Check each line below for "JSON" and say how many have it, with no other words.

-- -- --

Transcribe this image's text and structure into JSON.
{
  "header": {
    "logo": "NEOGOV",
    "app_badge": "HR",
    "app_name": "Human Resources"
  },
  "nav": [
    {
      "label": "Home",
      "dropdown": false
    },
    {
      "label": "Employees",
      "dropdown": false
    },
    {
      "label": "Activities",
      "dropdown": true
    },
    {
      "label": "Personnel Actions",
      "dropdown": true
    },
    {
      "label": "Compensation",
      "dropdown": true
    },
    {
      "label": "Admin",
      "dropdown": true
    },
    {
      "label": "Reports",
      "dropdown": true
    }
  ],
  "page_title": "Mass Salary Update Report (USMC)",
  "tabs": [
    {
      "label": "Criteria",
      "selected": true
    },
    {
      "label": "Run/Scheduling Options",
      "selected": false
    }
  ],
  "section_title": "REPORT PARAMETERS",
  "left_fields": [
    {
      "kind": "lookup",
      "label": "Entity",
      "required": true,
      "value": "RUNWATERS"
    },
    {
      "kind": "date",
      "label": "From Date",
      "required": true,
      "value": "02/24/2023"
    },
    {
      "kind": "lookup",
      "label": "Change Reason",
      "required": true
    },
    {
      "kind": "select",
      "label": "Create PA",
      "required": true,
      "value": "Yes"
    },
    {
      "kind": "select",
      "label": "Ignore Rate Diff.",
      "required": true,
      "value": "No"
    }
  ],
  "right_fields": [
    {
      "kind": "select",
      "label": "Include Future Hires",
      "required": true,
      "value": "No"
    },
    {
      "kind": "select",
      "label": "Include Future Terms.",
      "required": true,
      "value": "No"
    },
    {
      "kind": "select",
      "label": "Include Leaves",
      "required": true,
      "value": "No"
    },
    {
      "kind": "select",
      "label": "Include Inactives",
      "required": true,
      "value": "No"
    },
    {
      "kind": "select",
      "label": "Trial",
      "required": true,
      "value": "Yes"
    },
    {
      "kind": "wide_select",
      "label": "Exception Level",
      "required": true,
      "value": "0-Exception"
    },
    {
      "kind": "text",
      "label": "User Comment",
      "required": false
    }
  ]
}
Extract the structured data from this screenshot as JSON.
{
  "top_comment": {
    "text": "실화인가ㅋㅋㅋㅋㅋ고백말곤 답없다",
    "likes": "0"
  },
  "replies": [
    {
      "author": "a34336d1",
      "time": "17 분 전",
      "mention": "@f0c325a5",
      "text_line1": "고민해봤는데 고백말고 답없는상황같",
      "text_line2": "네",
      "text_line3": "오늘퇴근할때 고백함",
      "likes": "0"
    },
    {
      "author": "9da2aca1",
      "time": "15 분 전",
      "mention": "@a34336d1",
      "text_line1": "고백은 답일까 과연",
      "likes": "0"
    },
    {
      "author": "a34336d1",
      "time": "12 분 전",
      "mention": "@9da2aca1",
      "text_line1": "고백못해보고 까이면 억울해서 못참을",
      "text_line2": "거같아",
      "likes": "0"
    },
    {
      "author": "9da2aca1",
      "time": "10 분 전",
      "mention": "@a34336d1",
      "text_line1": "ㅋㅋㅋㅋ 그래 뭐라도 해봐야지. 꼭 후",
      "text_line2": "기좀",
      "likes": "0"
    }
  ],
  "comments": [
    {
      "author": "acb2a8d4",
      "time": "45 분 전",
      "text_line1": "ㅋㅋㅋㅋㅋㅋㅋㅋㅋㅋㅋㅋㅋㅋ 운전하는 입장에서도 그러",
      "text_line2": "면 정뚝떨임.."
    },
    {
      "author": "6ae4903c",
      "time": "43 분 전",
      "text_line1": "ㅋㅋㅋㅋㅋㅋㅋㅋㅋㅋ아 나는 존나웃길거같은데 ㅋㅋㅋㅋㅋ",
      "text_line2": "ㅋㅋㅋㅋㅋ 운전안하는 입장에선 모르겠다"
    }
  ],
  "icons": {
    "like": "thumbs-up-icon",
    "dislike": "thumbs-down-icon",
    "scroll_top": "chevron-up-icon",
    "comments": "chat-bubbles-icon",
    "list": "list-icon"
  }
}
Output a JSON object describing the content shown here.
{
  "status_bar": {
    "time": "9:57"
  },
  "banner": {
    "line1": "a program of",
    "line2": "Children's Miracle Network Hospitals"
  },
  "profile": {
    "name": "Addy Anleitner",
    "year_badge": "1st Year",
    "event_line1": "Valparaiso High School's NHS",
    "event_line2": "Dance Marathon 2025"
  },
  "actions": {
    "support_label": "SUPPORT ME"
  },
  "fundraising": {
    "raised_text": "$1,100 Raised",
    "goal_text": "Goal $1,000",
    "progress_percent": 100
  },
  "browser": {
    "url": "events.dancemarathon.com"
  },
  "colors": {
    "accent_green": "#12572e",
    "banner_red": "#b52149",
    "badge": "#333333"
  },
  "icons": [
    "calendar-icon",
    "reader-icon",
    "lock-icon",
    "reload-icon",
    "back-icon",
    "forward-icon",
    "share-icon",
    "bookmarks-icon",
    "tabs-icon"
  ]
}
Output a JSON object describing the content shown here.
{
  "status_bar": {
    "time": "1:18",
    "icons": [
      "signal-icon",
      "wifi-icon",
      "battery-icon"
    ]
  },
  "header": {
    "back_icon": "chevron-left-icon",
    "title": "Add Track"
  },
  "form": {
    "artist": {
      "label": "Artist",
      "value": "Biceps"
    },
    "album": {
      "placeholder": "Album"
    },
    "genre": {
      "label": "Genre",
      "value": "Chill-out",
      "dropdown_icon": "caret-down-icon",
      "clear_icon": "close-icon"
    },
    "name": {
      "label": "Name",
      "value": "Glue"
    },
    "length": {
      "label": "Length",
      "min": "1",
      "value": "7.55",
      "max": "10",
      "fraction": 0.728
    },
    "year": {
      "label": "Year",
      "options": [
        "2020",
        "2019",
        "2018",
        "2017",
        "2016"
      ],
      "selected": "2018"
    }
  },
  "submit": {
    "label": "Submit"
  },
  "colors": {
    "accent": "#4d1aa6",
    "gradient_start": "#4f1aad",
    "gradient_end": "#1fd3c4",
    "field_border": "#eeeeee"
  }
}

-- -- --

### SOLUTION FOR THIS EXERCISE
4